A new piece of research published in the Proceedings of the National Academy of Sciences (PNAS) on mangrove forests has prompted a number of media outlets to make palm oil the story.
Headlines have appeared on the BBC declaring a ‘Rice and palm oil risk to mangroves’. The stories claim that rice and oil palm development is responsible for 38 per cent of mangrove deforestation.
But what are the facts?
A close look at the data presented by the researchers presents a picture that is completely different to the headlines. And there are a number of points raised by the researchers that completely contradict the headlines.
The first is that the total amount of mangrove deforestation across Southeast Asia is relatively small – approximately 2 per cent over a 12-year period.
The second is that the major threat to mangrove forests is aquaculture, responsible for around 30 per cent of mangrove deforestation across the region. This is followed by rice (21 percent), then oil palm (17 per cent). In other words, oil palm is a distant third.
The third point is that oil palm deforestation has been decreasing in Malaysia. It is now at lower levels than it was in 2007.
These key facts were ignored or downplayed in the BBC reporting.
There are three other points that are significant, that are not raised in the research.
The first is that mangrove areas are in themselves not well suited to oil palm plantations. Inundation by brackish water requires the establishment of bunds by farmers.

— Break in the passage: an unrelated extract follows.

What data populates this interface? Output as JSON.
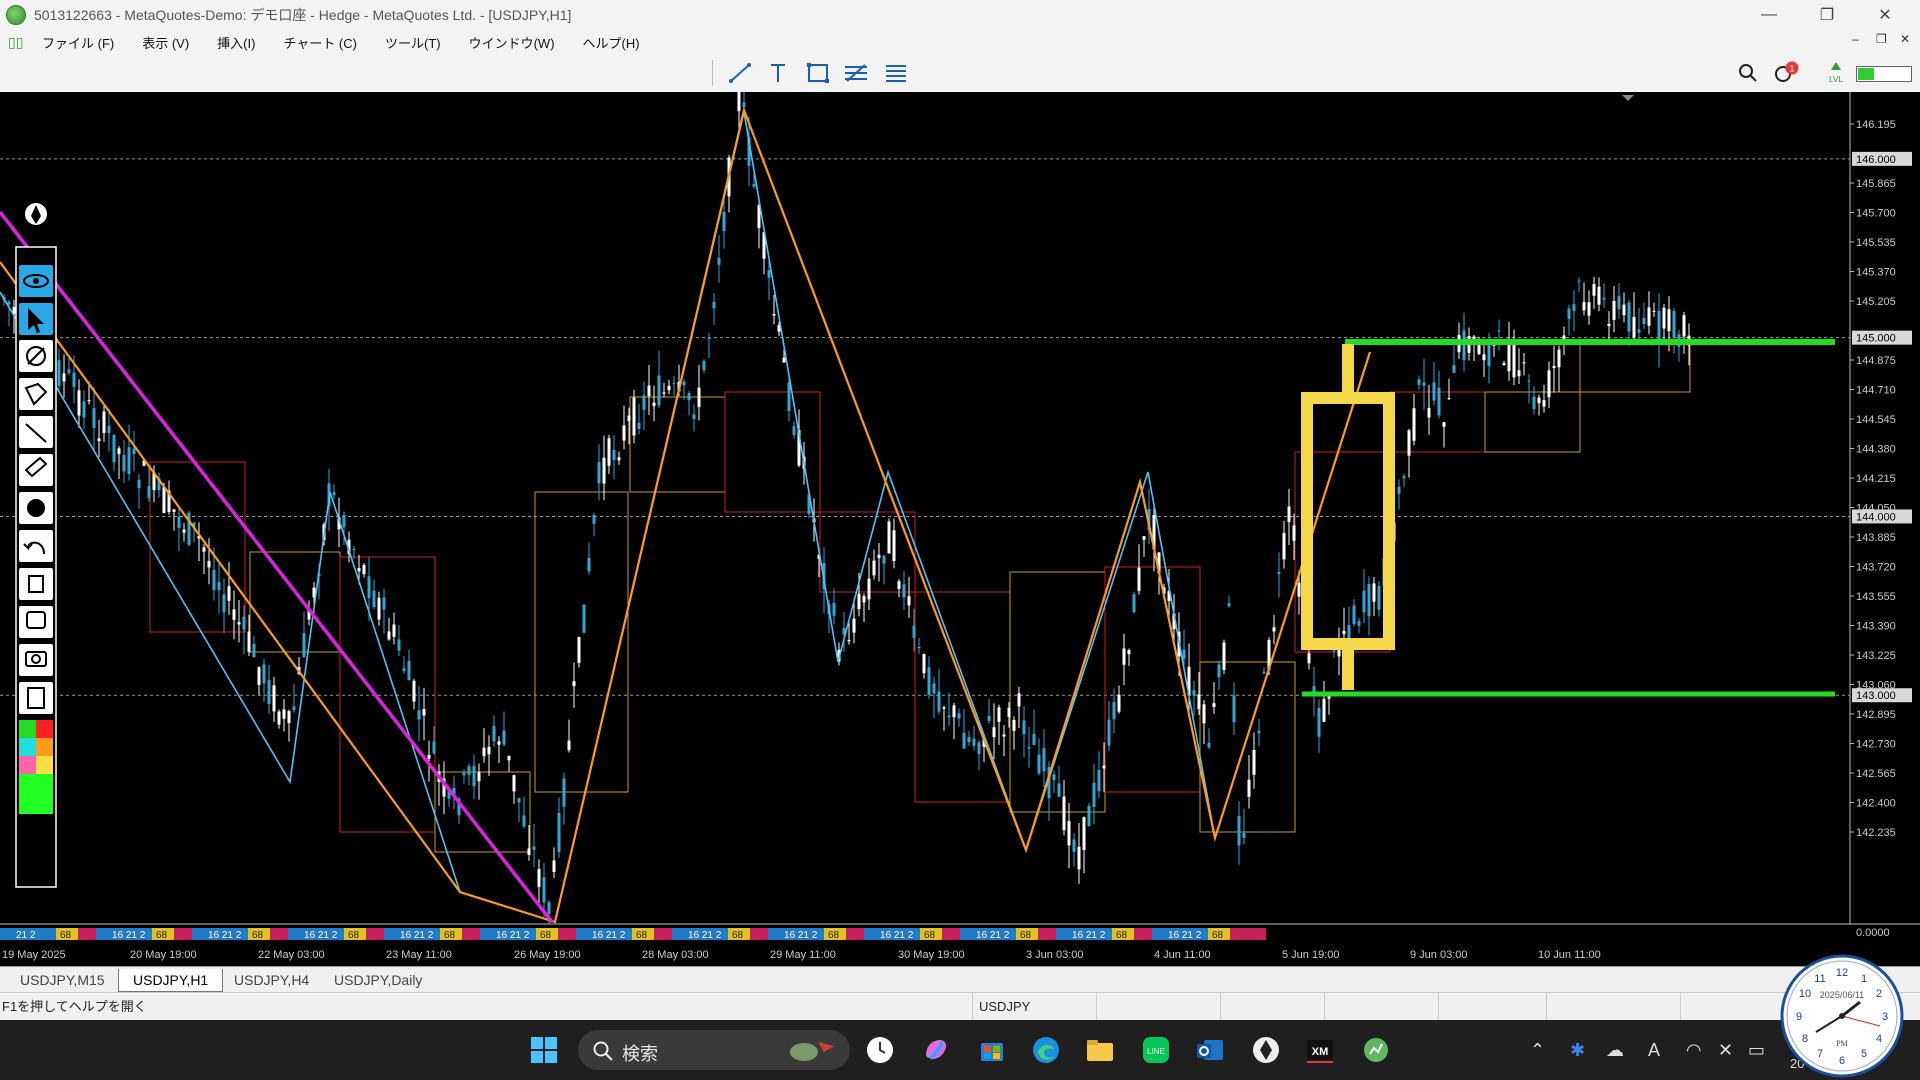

It is generally the case that those undertaking plantation on mangrove forest are doing so illegally.
Second, approximately 85 per cent of mangrove areas in Malaysia have been gazetted for conservation or protection.
Third, Malaysia is undertaking a number of programs and projects to restore peatlands that have been degraded in the past. The current projects involve a number of private-sector companies that are contributing both expertise and financial resources.

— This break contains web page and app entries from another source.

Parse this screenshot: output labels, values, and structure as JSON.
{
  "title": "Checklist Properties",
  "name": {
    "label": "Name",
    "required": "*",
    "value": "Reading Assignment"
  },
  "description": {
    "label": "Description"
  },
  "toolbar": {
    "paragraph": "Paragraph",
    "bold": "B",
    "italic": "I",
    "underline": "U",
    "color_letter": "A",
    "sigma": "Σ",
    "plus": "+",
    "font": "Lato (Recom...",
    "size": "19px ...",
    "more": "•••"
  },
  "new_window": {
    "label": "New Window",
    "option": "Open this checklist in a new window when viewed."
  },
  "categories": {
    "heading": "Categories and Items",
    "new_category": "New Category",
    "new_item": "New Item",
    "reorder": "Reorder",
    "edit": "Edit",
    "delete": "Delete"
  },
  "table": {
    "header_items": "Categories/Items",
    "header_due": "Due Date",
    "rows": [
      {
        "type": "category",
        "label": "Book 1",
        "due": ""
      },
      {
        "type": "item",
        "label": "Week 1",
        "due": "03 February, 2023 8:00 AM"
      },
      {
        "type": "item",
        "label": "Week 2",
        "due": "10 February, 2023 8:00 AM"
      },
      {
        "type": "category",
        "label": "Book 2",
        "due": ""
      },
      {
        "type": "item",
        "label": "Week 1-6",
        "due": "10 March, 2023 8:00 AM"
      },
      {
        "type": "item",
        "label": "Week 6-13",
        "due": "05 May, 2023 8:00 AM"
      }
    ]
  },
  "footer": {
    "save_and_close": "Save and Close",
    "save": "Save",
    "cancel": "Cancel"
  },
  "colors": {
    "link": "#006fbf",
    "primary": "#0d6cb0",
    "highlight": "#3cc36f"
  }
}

Despite this, the research and the media coverage have made palm oil the focus. More than that, it has generalised across regions. So, while Malaysia’s mangrove deforestation is declining, Indonesia’s is increasing and is roughly double that of Malaysia.
Further, the main drivers across the entire region are the establishment of aquaculture and for rice production. Both are vital contributors to national economies and overall development. All three leading drivers – aquaculture, rice and oil palm – are for food production. So, more than two-thirds of mangrove deforestation is for food production.
One of the most significant studies of deforestation over recent years was by Geist and Lambin; it separated proximate and underlying causes of deforestation. For example, smallholder agriculture may be a proximate driver of deforestation, but the underlying driver might be poverty.
But underlying drivers aren’t mentioned in either the media coverage or even the journal article itself.
A story that stated that impoverished populations were cutting down trees to grow rice may have been more accurate, but it would have been less likely to gain attention, particularly on an outlet such as the BBC.
Even worse, it appears the media coverage simply chose to include palm oil in its coverage simply because it is the bête noire of Western environmentalists. There are simply fewer sensationalist headlines in fish and rice than there are in palm oil.